An October report from the Center on Budget and Policy Priorities (CBPP) demonstrates that federal safety net programs - including refundable tax credits - have driven a significant decline in child poverty over the last decades. Researchers analyzed data from the federal Supplemental Poverty Measure - which includes income from SNAP and other federal non-cash benefits and refundable tax credits - together with Columbia University poverty data and found that when safety net income is taken into account, the child poverty rate was nearly halved from 1967 to 2016. The authors attribute the large decrease in child poverty, in large part, to the creation and expansion of safety net programs, in particular SNAP and the major refundable tax credits. Download the full report:  Child Poverty Falls to Record Low, Comprehensive Measure Shows Stronger Government Policies Account for Long-Term Improvement.
The Growing Racial Wealth Divide

The Road to Zero Wealth, a report released this Fall by Prosperity Now and the Institute for Policy Studies, examines the growing racial wealth divide and explores policy interventions that could reverse this trend.
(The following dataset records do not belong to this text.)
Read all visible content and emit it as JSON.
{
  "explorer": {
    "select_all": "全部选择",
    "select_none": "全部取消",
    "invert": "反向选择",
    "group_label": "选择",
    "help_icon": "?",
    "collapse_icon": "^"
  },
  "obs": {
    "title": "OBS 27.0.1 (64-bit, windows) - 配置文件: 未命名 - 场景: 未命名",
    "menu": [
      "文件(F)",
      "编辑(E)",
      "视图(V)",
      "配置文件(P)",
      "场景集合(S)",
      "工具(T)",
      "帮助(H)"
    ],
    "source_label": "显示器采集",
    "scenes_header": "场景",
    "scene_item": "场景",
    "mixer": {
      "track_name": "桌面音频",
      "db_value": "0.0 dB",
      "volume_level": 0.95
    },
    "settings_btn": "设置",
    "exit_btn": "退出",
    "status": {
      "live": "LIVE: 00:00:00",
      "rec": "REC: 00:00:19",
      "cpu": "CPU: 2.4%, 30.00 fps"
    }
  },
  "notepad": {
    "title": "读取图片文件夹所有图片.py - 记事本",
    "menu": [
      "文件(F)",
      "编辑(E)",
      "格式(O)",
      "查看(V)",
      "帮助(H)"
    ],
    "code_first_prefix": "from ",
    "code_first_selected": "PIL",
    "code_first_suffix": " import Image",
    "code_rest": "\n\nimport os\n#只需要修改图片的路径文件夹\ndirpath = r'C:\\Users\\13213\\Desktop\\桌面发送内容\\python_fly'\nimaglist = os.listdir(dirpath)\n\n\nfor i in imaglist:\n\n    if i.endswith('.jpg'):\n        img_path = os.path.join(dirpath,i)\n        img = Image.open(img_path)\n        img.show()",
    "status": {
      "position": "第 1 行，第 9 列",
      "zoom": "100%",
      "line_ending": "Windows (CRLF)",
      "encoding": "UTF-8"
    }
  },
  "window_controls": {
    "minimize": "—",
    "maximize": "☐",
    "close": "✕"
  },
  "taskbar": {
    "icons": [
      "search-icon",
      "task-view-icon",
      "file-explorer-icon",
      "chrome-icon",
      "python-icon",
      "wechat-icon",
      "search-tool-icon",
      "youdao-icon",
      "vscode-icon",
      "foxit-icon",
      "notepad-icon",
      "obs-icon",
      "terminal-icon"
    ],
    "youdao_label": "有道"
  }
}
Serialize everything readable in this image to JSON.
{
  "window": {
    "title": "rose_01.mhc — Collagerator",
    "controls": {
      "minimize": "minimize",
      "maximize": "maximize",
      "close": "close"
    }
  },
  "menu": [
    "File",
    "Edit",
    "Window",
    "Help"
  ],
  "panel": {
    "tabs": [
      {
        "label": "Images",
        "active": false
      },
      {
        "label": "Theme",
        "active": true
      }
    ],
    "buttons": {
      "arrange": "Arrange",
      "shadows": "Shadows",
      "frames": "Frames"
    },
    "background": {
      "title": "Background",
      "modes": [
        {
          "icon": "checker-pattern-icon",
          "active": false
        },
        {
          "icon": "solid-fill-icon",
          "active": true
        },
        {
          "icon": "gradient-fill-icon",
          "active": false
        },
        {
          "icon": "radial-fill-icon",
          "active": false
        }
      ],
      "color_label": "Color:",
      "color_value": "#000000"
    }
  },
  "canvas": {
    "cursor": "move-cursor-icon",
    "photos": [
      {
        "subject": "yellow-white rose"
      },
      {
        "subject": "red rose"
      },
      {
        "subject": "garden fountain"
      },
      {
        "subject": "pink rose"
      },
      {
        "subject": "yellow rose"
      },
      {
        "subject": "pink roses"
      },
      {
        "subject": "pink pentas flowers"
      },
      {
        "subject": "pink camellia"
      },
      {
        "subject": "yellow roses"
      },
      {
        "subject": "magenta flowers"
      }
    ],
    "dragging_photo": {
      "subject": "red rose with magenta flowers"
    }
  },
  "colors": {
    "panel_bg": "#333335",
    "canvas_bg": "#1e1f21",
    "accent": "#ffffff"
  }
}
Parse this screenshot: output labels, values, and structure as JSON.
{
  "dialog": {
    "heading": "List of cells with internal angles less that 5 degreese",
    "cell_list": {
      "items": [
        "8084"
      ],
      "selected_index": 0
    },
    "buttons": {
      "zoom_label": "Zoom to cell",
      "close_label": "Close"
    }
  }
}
The report lays the foundation for a broad policy agenda by emphasizing the importance of gathering sufficient information on the barriers low-wealth households face in order to make informed decisions and then lays out a series of recommendations that both invest in and protect household wealth.  Strengthening the EITC is among the recommendations as one way to generate more income at the bottom of the wage spectrum and the report also highlights the importance of protecting households against predatory and wealth-stripping practices that undermine asset-building efforts, including maintaining the independence of the Consumer Financial Protection Bureau (CFPB). Download the full report: The Road to Zero Wealth: How the Racial Wealth Divide is Hollowing Out America's Middle Class.
EITC Funders Network Events affinitygroup
Upcoming Webinar:
Through the Funder Lens: Public Sector, Philanthropic and Practitioner Collaborations that Strengthen the Impact of the EITC and VITA
December 12th, 2007 at 3pm Eastern 
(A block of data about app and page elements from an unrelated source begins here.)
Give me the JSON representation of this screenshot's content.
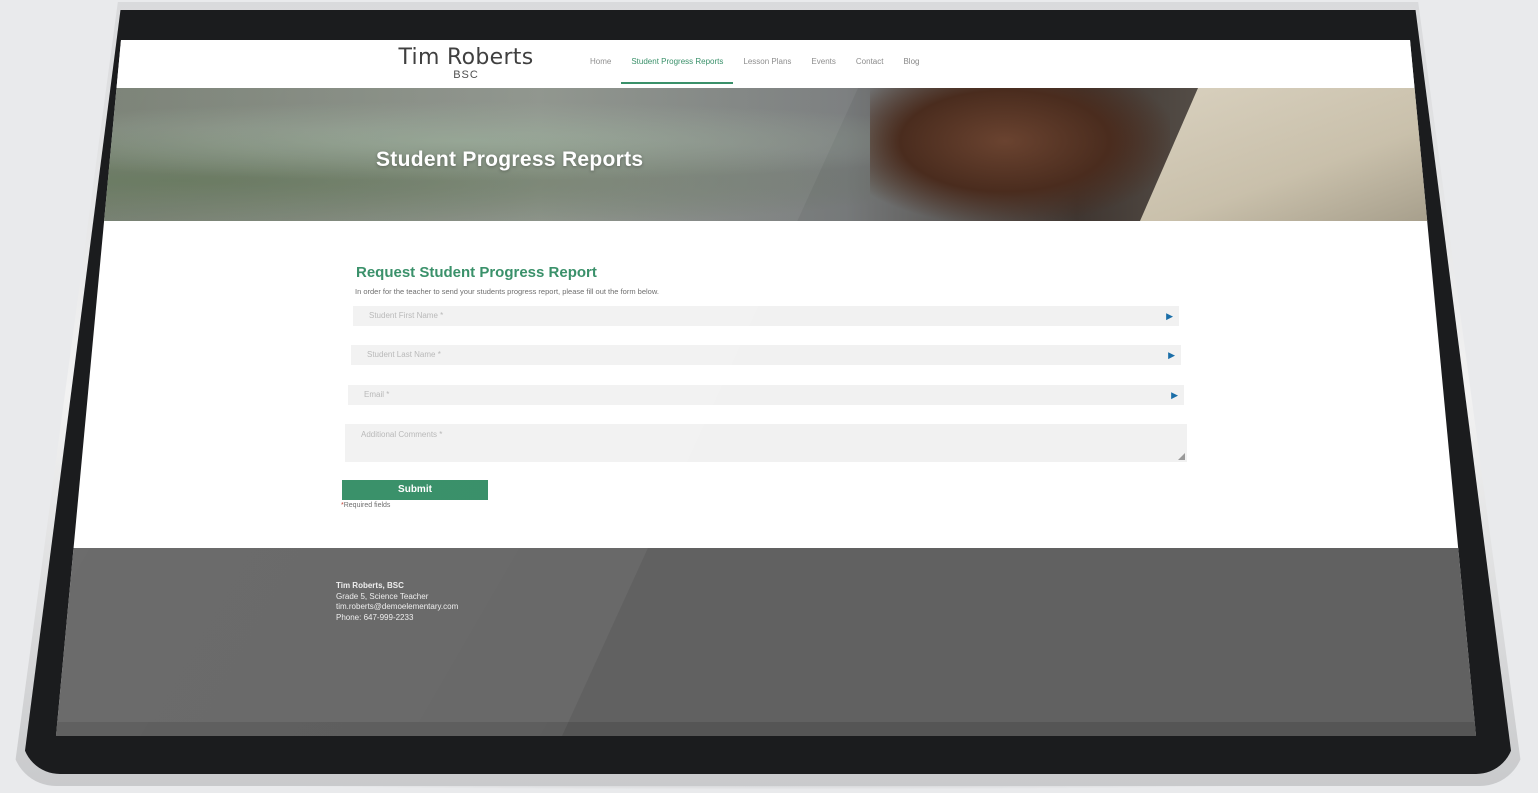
{
  "site": {
    "logo_name": "Tim Roberts",
    "logo_sub": "BSC"
  },
  "nav": {
    "items": [
      {
        "label": "Home",
        "active": false
      },
      {
        "label": "Student Progress Reports",
        "active": true
      },
      {
        "label": "Lesson Plans",
        "active": false
      },
      {
        "label": "Events",
        "active": false
      },
      {
        "label": "Contact",
        "active": false
      },
      {
        "label": "Blog",
        "active": false
      }
    ]
  },
  "hero": {
    "title": "Student Progress Reports"
  },
  "form": {
    "title": "Request Student Progress Report",
    "intro": "In order for the teacher to send your students progress report, please fill out the form below.",
    "fields": {
      "first_name": "Student First Name *",
      "last_name": "Student Last Name *",
      "email": "Email *",
      "comments": "Additional Comments *"
    },
    "submit_label": "Submit",
    "required_star": "*",
    "required_note": "Required fields"
  },
  "footer": {
    "name": "Tim Roberts, BSC",
    "role": "Grade 5, Science Teacher",
    "email": "tim.roberts@demoelementary.com",
    "phone": "Phone: 647-999-2233"
  },
  "colors": {
    "accent": "#2e8a61",
    "footer": "#616161",
    "field_bg": "#f1f1f1"
  }
}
Funders recognize that the effectiveness and impact of the EITC are limited by the credit's participation rate and many low-income taxpayers' reliance on costly tax preparation services. At the same time, funders know that philanthropy cannot always take on the vital task of funding grantees to advance the work that addresses these challenges alone. Public sector entities (cities, counties, the state) can be critical partners in this effort. 
To help build awareness of the ways in which private philanthropy works with the public sector in supporting EITC outreach and free tax preparation work, the EITC Funders Network has gathered a selection of funder case studies. 

Join us for this special webinar to hear from funders featured in our new case study publication, learn about collaborative efforts from the public sector's perspective, and help us lay the groundwork for ongoing conversations.
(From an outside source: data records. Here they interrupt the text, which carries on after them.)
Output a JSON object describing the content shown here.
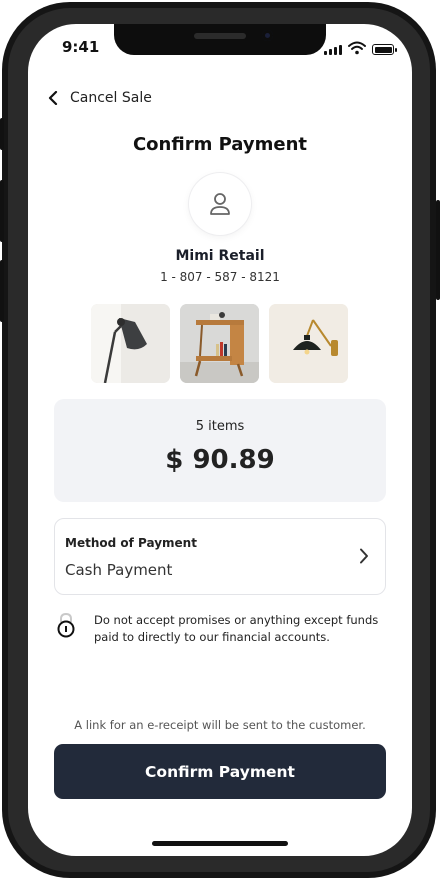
{
  "status_bar": {
    "time": "9:41"
  },
  "nav": {
    "back_label": "Cancel Sale"
  },
  "page": {
    "title": "Confirm Payment"
  },
  "merchant": {
    "name": "Mimi Retail",
    "phone": "1 - 807 - 587 - 8121"
  },
  "products": [
    {
      "icon": "desk-lamp-image"
    },
    {
      "icon": "side-table-image"
    },
    {
      "icon": "wall-lamp-image"
    }
  ],
  "summary": {
    "items_count": "5 items",
    "total": "$ 90.89"
  },
  "payment_method": {
    "label": "Method of Payment",
    "value": "Cash Payment"
  },
  "warning": {
    "text": "Do not accept promises or anything except funds paid to directly to our financial accounts."
  },
  "footer": {
    "ereceipt_note": "A link for an e-receipt will be sent to the customer.",
    "confirm_label": "Confirm Payment"
  },
  "colors": {
    "primary_button": "#222a3a",
    "summary_bg": "#f2f3f6"
  }
}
 Speakers include:
  • Patrick Hain, Principal Associate, Financial Empowerment, National League of Cities
  • Nikia Owens, Director, Income and Financial Stability, United Way of Greater Philadelphia and Southern New Jersey
  • Melanie Styles, Program Officer for Workforce Development, The Abell Foundation

Leading from the South:  Funders Sharing Proven Strategies that Increase Economic Opportunities
December 5, 2017
New Orleans, LA
Thank you to all the speakers and participants who joined us on December 5th in New Orleans to learn about and share philanthropic strategies for increasing economic opportunity in the South!  
About the EITC Funders Network

The EITC Funders Network brings together funders interested in the Earned Income Tax Credit, free- and low-cost tax preparation, and asset building. The Network seeks to increase awareness of EITC-related projects, foster collaboration, share information about the current status of EITC-related work, and help shape the future of the field. 

The EITC Funders Network is generously funded by:
The Annie E. Casey Foundation
The W.K. Kellogg Foundation